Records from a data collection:
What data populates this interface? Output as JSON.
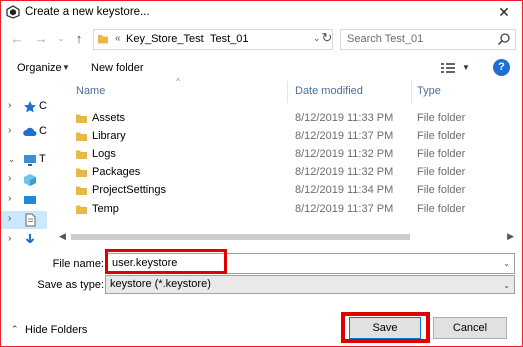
{
  "window": {
    "title": "Create a new keystore...",
    "close_glyph": "✕"
  },
  "address": {
    "overflow": "«",
    "crumbs": [
      "Key_Store_Test",
      "Test_01"
    ],
    "search_placeholder": "Search Test_01"
  },
  "toolbar": {
    "organize_label": "Organize",
    "new_folder_label": "New folder",
    "help_glyph": "?"
  },
  "filelist": {
    "columns": [
      "Name",
      "Date modified",
      "Type"
    ],
    "rows": [
      {
        "name": "Assets",
        "date": "8/12/2019 11:33 PM",
        "type": "File folder"
      },
      {
        "name": "Library",
        "date": "8/12/2019 11:37 PM",
        "type": "File folder"
      },
      {
        "name": "Logs",
        "date": "8/12/2019 11:32 PM",
        "type": "File folder"
      },
      {
        "name": "Packages",
        "date": "8/12/2019 11:32 PM",
        "type": "File folder"
      },
      {
        "name": "ProjectSettings",
        "date": "8/12/2019 11:34 PM",
        "type": "File folder"
      },
      {
        "name": "Temp",
        "date": "8/12/2019 11:37 PM",
        "type": "File folder"
      }
    ]
  },
  "form": {
    "file_name_label": "File name:",
    "file_name_value": "user.keystore",
    "save_as_type_label": "Save as type:",
    "save_as_type_value": "keystore (*.keystore)"
  },
  "footer": {
    "hide_folders_label": "Hide Folders",
    "save_label": "Save",
    "cancel_label": "Cancel"
  },
  "colors": {
    "accent": "#0078d7",
    "highlight": "#e10000",
    "folder": "#e8b84a",
    "selection": "#cce8ff"
  }
}
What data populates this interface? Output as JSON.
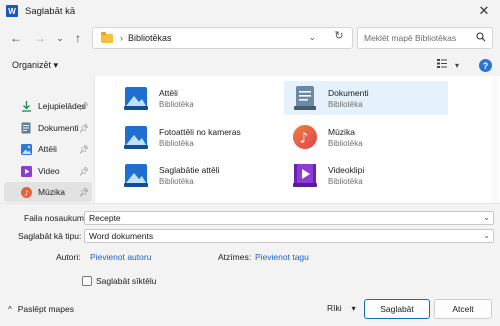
{
  "window": {
    "title": "Saglabāt kā",
    "app_icon_letter": "W"
  },
  "nav": {
    "address": "Bibliotēkas",
    "search_placeholder": "Meklēt mapē Bibliotēkas"
  },
  "toolbar": {
    "organize_label": "Organizēt",
    "organize_caret": "▾",
    "help": "?"
  },
  "sidebar": {
    "items": [
      {
        "label": "Lejupielādes",
        "icon": "download-icon"
      },
      {
        "label": "Dokumenti",
        "icon": "documents-icon"
      },
      {
        "label": "Attēli",
        "icon": "pictures-icon"
      },
      {
        "label": "Video",
        "icon": "video-icon"
      },
      {
        "label": "Mūzika",
        "icon": "music-icon",
        "selected": true
      }
    ]
  },
  "libraries": [
    {
      "name": "Attēli",
      "type": "Bibliotēka",
      "icon": "pictures-library-icon"
    },
    {
      "name": "Dokumenti",
      "type": "Bibliotēka",
      "icon": "documents-library-icon",
      "selected": true
    },
    {
      "name": "Fotoattēli no kameras",
      "type": "Bibliotēka",
      "icon": "camera-roll-library-icon"
    },
    {
      "name": "Mūzika",
      "type": "Bibliotēka",
      "icon": "music-library-icon"
    },
    {
      "name": "Saglabātie attēli",
      "type": "Bibliotēka",
      "icon": "saved-pictures-library-icon"
    },
    {
      "name": "Videoklipi",
      "type": "Bibliotēka",
      "icon": "videos-library-icon"
    }
  ],
  "form": {
    "filename_label": "Faila nosaukums:",
    "filename_value": "Recepte",
    "type_label": "Saglabāt kā tipu:",
    "type_value": "Word dokuments",
    "authors_label": "Autori:",
    "authors_link": "Pievienot autoru",
    "tags_label": "Atzīmes:",
    "tags_link": "Pievienot tagu",
    "thumbnail_label": "Saglabāt sīktēlu"
  },
  "footer": {
    "hide_folders": "Paslēpt mapes",
    "tools": "Rīki",
    "save": "Saglabāt",
    "cancel": "Atcelt"
  },
  "colors": {
    "accent": "#0f6cbd",
    "link": "#1a62c6",
    "selection": "#e5f1fb"
  }
}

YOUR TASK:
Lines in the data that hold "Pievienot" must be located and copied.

SOLUTION TO THIS EXERCISE:
    "authors_link": "Pievienot autoru",
    "tags_link": "Pievienot tagu",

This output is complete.